Tyson Foods dropped 7.3 percent to $29.17 for the steepest decline in the S&P 500. Ryan Oksenhendler and Bryan Spillane at Bank of America's Merrill Lynch unit cut the shares to neutral, similar to a hold rating, from buy, after a 62 percent rally this year.
"Industry data indicate a steep increase in production," the analysts wrote in a report on Monday. "In our view, this is likely to cause industry margins to peak sooner than we expected." They also cut Tyson's 2014 profit estimates, citing lower chicken prices.
Archer-Daniels-Midland fell 4.9 percent to $34.50, while Kraft Foods declined 1.4 percent to $52.08, the lowest since May. Temperatures will average as much as 14 degrees Fahrenheit above normal during the next seven days, with little rain expected in the Midwest, T-Storm Weather said in a note to clients Monday. Rainfall in July and August will be the least since 1936 in Iowa, Illinois and Indiana.
An S&P index of homebuilders added 0.5 percent, rebounding from a 3.1 percent drop on Friday following the new home-sales report. The gauge has lost 26 percent since climbing to near a six-year high on May 14, as rising interest rates have raised concern that the housing recovery could slow. Treasury 10-year yields retreated on Monday.
KB Home rose 1.2 percent to $16.63 Monday and Toll Brothers advanced 0.8 percent to $31.43. Home Depot, the largest U.S. home-improvement retailer, climbed 2.1 percent to $75.43 for the biggest increase in the Dow.

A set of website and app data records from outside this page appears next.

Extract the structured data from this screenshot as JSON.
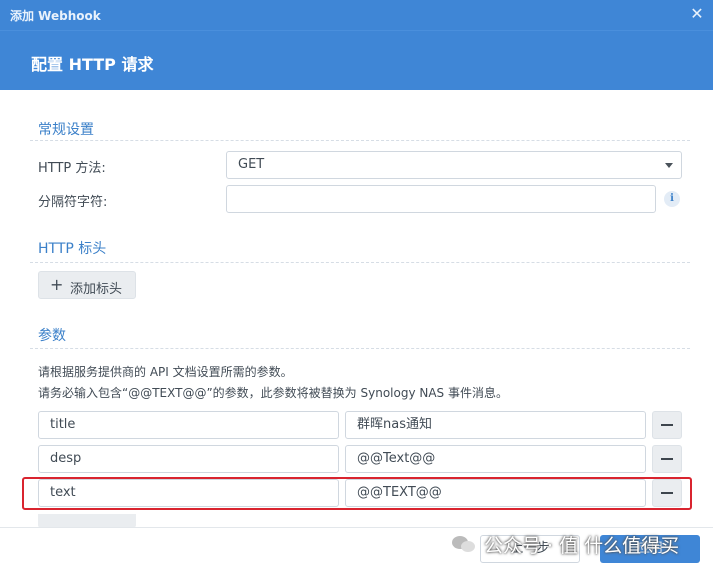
{
  "window": {
    "title": "添加 Webhook",
    "close_icon": "close-icon"
  },
  "header": {
    "title": "配置 HTTP 请求"
  },
  "general": {
    "title": "常规设置",
    "method_label": "HTTP 方法:",
    "method_value": "GET",
    "separator_label": "分隔符字符:",
    "separator_value": "",
    "info_icon": "info-icon",
    "info_glyph": "i"
  },
  "headers": {
    "title": "HTTP 标头",
    "add_label": "添加标头"
  },
  "params": {
    "title": "参数",
    "desc1": "请根据服务提供商的 API 文档设置所需的参数。",
    "desc2": "请务必输入包含“@@TEXT@@”的参数，此参数将被替换为 Synology NAS 事件消息。",
    "rows": [
      {
        "key": "title",
        "value": "群晖nas通知"
      },
      {
        "key": "desp",
        "value": "@@Text@@"
      },
      {
        "key": "text",
        "value": "@@TEXT@@"
      }
    ]
  },
  "footer": {
    "prev_label": "上一步",
    "apply_label": "应用"
  },
  "watermark": {
    "text": "公众号 · 值 什么值得买"
  },
  "colors": {
    "accent": "#3f86d6",
    "highlight": "#d9242f",
    "section": "#3b80c9"
  }
}
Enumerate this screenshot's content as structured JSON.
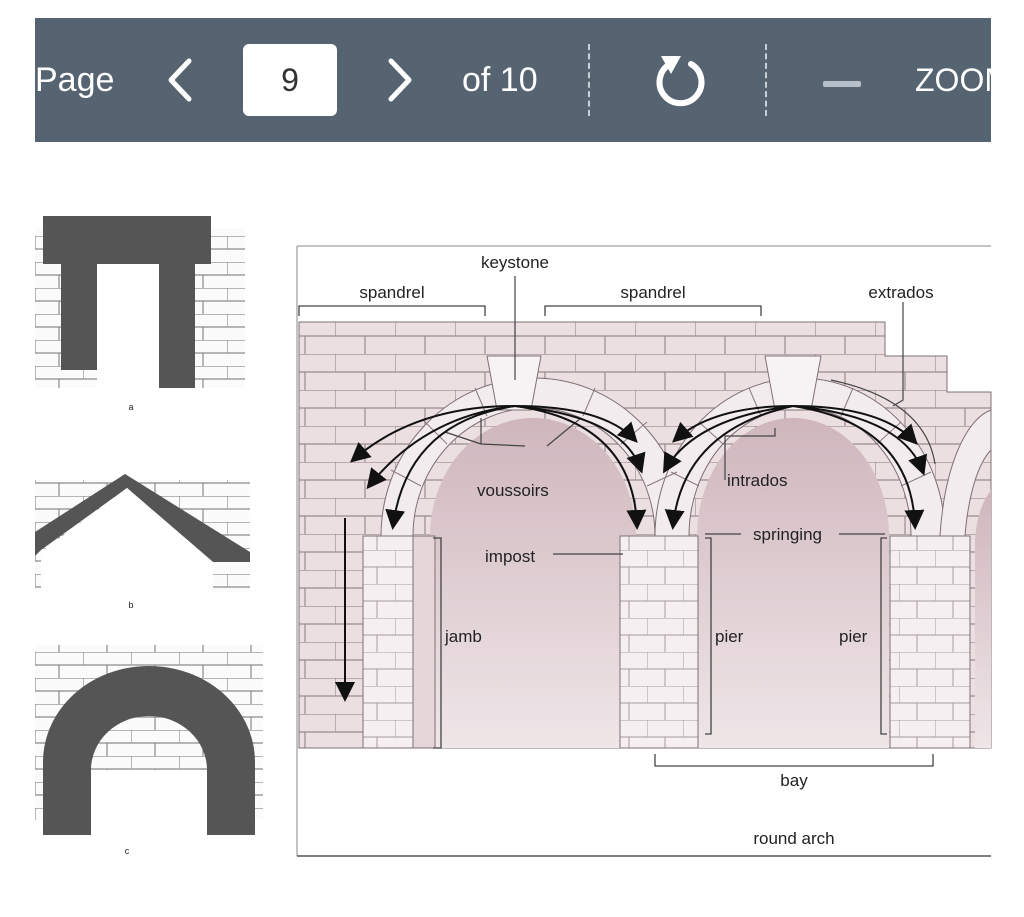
{
  "toolbar": {
    "page_label": "Page",
    "page_number": "9",
    "of_label": "of 10",
    "zoom_label": "ZOOM",
    "icons": [
      "chevron-left-icon",
      "chevron-right-icon",
      "rotate-icon",
      "zoom-out-icon"
    ]
  },
  "figure": {
    "panel_labels": [
      "a",
      "b",
      "c"
    ],
    "labels": {
      "keystone": "keystone",
      "spandrel_left": "spandrel",
      "spandrel_right": "spandrel",
      "extrados": "extrados",
      "voussoirs": "voussoirs",
      "intrados": "intrados",
      "springing": "springing",
      "impost": "impost",
      "jamb": "jamb",
      "pier_left": "pier",
      "pier_right": "pier",
      "bay": "bay",
      "caption": "round arch"
    }
  }
}
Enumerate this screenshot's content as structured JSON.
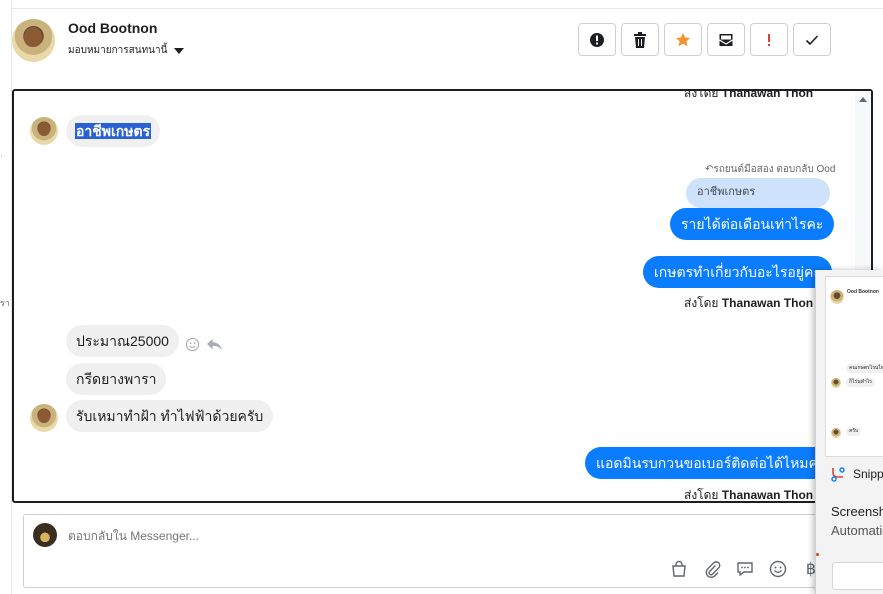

"The home industry is on firm footing," Jim Russell, senior equity strategist for U.S. Bank Wealth Management, said in an interview from Cincinnati. His firm oversees $110 billion. "We do think the homebuilders are going to be pretty much tied at the hip to the daily interest rate moves, and absolutely tied to what's decided on the taper."